### Data for analysis ###
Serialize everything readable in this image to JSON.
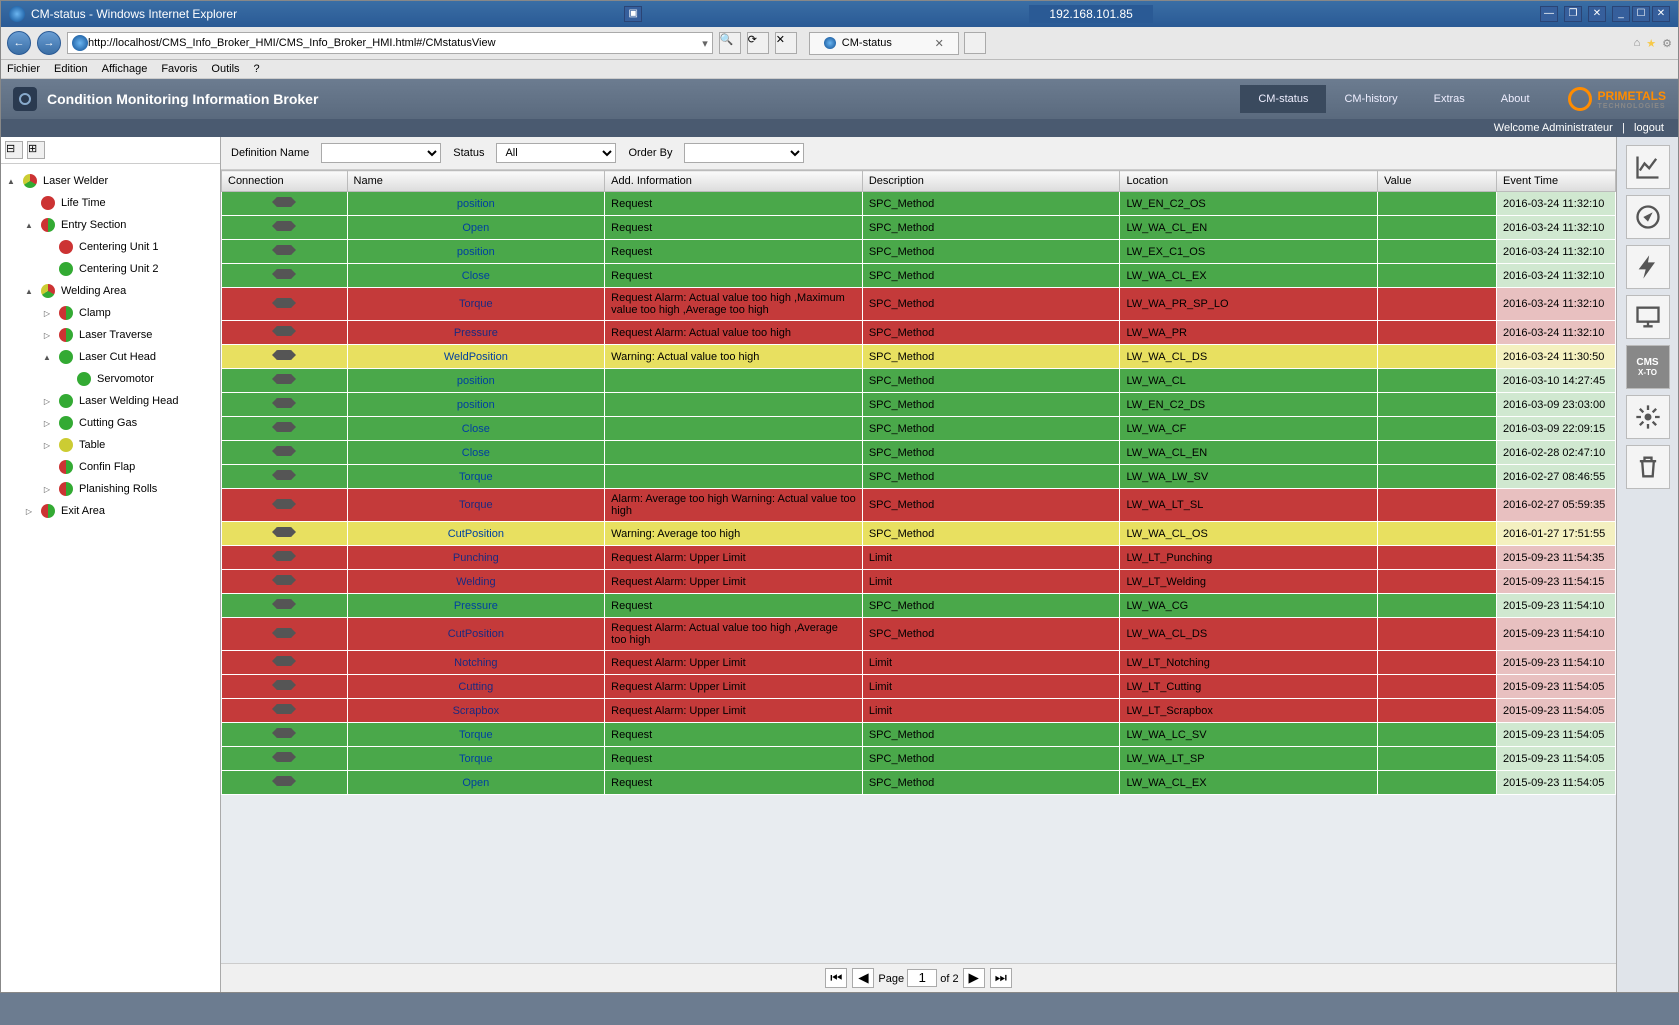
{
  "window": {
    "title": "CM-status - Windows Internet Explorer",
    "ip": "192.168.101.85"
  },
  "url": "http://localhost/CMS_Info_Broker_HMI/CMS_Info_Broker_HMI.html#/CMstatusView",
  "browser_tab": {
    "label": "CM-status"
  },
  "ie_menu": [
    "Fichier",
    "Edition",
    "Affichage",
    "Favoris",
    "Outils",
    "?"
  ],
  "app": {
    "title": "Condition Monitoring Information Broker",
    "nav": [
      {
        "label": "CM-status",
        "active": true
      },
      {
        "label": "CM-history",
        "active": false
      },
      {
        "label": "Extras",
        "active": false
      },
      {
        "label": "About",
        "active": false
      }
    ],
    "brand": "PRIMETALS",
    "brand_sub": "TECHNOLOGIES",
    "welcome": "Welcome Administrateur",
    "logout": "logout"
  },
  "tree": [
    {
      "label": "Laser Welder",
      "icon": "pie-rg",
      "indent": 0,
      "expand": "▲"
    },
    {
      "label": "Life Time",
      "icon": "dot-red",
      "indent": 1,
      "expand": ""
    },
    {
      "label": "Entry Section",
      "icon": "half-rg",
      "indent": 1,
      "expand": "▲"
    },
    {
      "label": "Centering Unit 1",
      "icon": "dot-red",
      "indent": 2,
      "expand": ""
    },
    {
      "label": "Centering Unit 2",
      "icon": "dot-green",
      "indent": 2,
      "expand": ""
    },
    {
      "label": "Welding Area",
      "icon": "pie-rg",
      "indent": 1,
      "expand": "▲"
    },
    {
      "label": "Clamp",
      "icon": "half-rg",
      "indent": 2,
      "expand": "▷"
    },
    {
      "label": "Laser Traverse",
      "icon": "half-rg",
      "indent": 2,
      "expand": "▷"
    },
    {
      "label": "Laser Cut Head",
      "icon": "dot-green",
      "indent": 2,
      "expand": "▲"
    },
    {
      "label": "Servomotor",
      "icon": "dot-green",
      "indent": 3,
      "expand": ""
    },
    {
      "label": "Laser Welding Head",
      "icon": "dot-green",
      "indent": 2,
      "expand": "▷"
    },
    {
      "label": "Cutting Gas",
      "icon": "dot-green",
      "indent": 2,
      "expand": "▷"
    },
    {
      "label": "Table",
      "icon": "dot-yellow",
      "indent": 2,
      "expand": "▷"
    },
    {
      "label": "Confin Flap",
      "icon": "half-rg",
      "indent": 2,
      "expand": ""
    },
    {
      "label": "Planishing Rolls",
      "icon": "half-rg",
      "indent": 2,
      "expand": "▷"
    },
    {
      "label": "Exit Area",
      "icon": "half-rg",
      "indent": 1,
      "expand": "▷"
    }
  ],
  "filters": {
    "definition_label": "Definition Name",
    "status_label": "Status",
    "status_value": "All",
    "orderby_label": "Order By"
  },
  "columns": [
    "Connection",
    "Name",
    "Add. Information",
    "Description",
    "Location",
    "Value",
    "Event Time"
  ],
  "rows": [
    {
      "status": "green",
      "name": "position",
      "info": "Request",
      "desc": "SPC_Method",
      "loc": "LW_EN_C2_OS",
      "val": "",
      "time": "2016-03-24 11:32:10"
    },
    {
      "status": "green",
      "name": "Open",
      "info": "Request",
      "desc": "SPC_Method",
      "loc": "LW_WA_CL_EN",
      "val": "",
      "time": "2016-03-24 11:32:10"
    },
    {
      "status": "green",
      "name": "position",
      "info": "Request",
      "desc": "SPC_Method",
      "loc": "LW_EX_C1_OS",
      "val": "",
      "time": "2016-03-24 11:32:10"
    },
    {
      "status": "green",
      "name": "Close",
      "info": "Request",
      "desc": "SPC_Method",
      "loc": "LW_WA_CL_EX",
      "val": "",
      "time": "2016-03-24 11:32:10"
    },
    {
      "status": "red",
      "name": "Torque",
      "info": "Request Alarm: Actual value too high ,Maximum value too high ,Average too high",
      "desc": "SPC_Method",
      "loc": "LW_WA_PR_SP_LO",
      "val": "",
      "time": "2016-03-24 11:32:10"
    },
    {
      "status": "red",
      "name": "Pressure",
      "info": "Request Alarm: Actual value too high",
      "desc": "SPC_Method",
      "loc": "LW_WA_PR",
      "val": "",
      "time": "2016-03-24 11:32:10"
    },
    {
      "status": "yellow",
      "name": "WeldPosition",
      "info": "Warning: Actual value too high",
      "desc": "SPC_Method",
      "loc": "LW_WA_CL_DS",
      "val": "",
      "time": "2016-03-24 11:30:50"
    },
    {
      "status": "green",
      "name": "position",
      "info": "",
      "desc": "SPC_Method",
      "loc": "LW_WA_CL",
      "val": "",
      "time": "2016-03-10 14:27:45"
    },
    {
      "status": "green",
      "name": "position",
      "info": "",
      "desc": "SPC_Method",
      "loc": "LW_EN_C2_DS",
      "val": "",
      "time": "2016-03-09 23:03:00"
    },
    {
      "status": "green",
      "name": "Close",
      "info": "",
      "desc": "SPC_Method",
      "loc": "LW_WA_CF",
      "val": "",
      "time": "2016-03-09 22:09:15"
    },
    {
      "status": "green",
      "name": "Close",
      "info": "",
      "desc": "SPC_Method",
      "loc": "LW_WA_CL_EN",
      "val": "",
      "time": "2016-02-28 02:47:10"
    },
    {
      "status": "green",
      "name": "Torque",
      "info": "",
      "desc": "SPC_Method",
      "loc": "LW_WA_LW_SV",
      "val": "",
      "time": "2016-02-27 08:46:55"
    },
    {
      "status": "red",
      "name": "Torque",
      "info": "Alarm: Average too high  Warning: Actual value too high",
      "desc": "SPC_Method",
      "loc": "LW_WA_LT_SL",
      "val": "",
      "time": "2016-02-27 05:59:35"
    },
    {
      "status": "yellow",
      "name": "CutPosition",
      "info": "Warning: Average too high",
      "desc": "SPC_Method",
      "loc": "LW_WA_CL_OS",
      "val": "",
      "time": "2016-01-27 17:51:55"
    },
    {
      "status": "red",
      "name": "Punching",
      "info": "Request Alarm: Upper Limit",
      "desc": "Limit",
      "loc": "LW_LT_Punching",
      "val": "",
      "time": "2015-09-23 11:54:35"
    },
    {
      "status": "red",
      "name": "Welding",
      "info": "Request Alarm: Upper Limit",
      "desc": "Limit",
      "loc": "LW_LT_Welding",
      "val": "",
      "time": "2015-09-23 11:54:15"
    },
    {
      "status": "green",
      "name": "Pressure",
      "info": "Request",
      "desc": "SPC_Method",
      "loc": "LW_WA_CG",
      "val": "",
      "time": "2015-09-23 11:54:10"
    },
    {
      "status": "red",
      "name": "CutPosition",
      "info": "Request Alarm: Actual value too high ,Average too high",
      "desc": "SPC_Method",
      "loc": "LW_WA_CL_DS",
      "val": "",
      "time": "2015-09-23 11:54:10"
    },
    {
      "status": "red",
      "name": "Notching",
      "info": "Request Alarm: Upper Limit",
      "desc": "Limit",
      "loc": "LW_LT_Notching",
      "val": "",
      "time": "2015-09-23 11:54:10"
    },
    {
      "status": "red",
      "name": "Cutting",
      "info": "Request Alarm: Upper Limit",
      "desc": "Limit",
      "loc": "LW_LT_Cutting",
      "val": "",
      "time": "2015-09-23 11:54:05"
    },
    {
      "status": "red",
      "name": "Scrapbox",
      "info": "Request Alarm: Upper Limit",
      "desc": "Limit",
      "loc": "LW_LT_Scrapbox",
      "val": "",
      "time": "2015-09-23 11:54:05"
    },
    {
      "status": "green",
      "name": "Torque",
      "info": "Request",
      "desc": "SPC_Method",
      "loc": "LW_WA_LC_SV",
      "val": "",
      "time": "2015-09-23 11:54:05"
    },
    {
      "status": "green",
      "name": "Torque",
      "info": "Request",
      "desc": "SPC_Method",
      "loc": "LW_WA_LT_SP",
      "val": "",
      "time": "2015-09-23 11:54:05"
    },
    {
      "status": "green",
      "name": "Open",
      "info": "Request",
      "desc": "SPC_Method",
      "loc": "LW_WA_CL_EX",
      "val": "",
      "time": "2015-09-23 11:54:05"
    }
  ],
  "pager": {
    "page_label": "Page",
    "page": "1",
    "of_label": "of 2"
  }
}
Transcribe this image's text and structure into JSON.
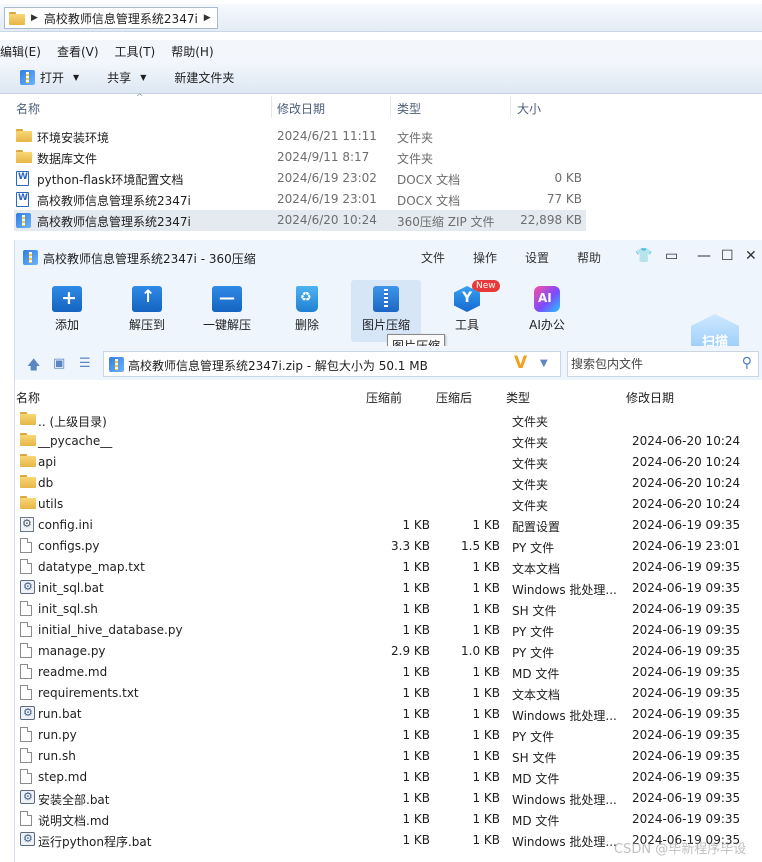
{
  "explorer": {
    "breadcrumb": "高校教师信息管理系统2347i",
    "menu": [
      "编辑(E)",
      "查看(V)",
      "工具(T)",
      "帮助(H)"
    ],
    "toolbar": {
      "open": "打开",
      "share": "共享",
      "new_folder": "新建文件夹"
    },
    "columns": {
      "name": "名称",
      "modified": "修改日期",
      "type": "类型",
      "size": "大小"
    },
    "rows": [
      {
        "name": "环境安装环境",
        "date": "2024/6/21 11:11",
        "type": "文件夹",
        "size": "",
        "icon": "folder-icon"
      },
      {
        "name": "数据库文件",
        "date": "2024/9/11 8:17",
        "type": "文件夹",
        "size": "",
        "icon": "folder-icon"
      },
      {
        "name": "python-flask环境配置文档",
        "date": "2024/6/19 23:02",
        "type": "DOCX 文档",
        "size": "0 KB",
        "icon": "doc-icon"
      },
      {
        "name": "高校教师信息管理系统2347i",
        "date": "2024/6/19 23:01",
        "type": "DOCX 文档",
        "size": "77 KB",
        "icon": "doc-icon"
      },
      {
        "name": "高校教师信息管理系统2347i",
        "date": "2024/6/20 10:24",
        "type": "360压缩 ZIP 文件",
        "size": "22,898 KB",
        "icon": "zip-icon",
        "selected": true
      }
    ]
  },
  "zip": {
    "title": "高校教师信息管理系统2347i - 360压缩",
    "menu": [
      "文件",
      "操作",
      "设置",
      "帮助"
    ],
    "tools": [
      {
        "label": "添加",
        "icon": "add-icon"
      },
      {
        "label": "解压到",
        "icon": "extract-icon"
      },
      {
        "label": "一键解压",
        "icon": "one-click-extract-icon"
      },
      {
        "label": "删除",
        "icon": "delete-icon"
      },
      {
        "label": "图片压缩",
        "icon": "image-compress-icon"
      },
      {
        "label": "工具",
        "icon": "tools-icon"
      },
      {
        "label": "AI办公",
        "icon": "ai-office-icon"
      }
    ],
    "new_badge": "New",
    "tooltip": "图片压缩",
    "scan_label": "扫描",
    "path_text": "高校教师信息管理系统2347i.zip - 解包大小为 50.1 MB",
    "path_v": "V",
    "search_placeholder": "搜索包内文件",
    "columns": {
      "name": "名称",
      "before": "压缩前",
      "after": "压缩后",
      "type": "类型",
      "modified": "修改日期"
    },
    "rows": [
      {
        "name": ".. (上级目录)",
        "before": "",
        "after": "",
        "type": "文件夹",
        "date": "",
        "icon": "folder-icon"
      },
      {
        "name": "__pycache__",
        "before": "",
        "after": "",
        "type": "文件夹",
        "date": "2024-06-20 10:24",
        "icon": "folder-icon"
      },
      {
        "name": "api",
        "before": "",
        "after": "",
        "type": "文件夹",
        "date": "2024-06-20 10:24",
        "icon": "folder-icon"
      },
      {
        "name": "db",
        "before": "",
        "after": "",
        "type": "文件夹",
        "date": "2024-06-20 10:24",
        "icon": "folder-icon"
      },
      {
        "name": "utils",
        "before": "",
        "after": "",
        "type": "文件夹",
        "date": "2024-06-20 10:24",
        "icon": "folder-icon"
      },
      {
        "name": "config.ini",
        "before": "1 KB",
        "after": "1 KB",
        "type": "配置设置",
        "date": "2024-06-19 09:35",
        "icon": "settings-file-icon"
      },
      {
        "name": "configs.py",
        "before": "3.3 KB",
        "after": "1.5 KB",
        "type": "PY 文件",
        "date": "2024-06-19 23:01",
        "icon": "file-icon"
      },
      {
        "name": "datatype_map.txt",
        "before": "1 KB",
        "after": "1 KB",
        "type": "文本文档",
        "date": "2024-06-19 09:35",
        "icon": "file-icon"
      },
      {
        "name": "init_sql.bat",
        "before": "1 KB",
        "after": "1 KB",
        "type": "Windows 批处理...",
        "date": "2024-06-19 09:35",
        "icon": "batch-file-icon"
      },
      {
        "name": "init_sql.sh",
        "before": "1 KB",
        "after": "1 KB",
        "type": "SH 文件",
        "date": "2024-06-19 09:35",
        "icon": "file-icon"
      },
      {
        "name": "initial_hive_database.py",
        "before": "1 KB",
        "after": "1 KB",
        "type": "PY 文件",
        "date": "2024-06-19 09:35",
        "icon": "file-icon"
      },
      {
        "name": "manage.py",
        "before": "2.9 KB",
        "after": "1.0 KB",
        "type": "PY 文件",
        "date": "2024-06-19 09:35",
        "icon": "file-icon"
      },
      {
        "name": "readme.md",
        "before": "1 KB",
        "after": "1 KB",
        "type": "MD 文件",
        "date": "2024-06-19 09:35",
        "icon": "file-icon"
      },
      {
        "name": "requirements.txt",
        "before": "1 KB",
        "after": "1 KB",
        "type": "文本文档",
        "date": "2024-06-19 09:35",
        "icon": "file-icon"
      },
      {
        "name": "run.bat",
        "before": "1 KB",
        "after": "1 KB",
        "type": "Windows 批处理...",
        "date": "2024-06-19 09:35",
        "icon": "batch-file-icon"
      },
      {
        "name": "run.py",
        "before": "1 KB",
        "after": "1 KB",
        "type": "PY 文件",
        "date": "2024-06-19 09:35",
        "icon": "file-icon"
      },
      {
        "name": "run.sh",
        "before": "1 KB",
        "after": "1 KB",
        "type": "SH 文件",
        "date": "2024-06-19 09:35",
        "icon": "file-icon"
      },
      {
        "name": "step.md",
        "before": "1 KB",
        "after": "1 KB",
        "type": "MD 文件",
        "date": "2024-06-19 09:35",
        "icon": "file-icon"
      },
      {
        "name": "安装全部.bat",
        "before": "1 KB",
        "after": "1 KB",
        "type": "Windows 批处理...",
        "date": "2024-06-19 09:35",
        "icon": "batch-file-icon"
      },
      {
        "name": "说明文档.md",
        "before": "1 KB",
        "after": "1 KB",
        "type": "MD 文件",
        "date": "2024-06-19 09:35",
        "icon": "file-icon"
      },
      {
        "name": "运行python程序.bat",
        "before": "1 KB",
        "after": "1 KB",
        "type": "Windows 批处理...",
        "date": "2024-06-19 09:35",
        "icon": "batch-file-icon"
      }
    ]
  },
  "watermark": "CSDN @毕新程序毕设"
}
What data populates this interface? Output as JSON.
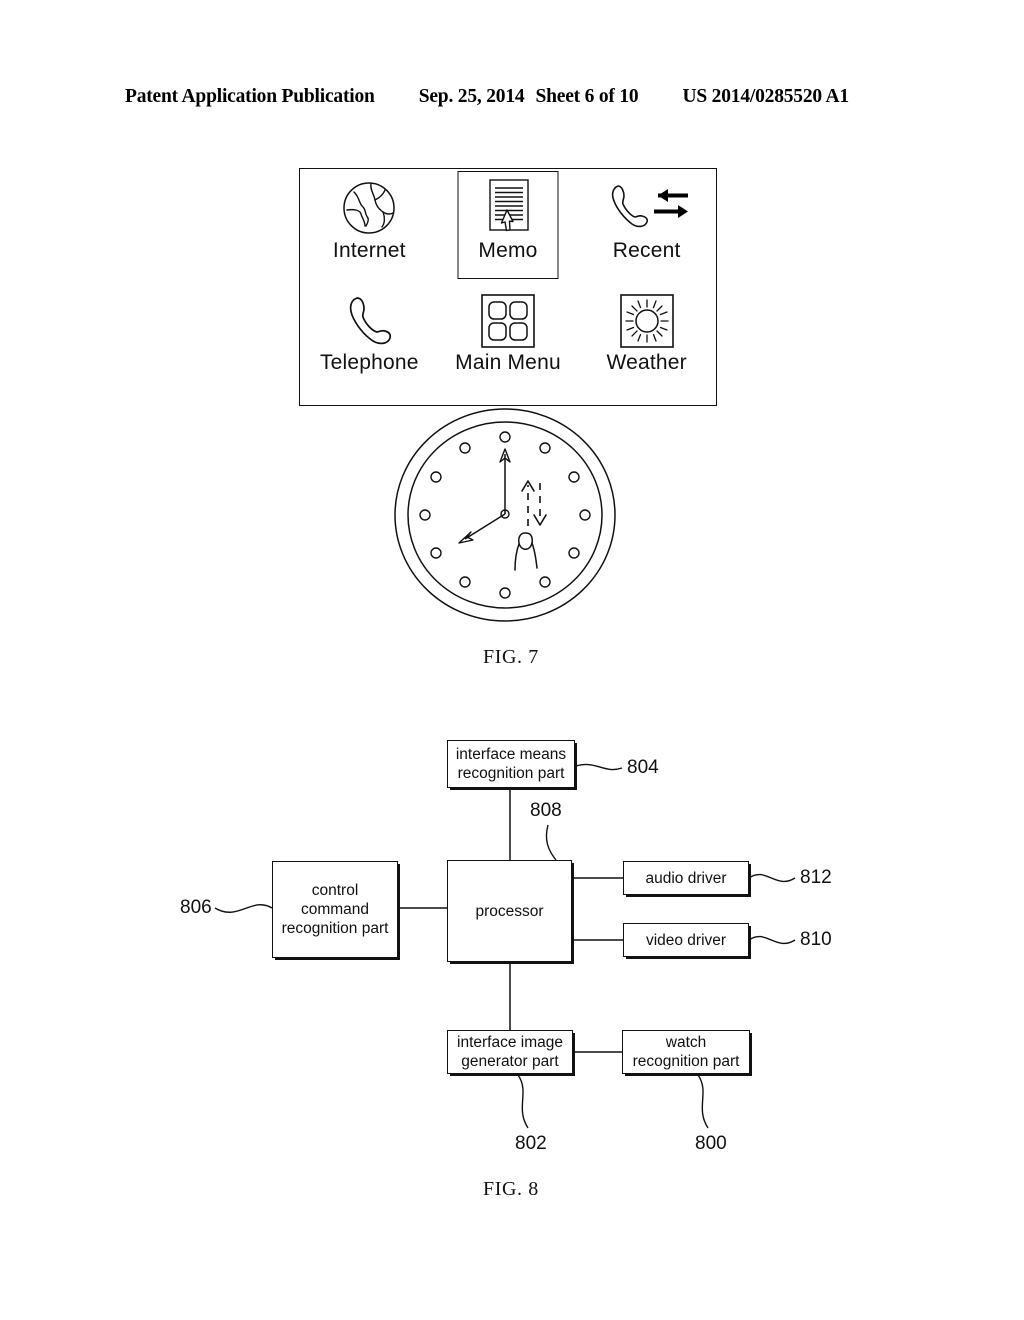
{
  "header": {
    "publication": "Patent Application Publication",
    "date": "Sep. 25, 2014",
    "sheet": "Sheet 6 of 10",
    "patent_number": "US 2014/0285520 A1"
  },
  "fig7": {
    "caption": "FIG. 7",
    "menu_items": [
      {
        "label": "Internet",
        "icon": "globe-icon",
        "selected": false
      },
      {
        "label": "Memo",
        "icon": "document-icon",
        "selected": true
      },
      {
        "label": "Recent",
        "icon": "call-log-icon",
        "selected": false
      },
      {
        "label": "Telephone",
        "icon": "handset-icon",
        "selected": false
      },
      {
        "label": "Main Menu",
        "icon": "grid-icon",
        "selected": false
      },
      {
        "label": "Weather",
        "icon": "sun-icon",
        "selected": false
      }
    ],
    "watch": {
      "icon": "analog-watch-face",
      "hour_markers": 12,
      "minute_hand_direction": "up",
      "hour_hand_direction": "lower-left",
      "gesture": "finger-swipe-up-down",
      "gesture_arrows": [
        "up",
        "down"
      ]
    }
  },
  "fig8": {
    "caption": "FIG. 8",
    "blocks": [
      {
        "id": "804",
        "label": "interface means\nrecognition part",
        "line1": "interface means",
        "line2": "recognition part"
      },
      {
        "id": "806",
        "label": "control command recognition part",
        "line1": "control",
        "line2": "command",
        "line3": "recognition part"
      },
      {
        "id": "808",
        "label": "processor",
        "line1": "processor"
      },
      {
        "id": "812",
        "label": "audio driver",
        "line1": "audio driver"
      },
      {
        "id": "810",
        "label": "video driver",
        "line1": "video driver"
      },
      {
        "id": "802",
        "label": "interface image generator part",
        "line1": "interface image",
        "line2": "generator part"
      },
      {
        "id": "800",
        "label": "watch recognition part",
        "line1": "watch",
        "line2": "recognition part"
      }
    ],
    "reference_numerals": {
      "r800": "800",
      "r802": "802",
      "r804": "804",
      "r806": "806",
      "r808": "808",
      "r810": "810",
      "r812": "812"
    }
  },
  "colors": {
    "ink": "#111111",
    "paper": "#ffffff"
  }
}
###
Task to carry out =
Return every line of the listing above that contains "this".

Solution below =
Serialize everything readable in this image to JSON.
Transcribe this image's text and structure into JSON.
What data populates this interface? Output as JSON.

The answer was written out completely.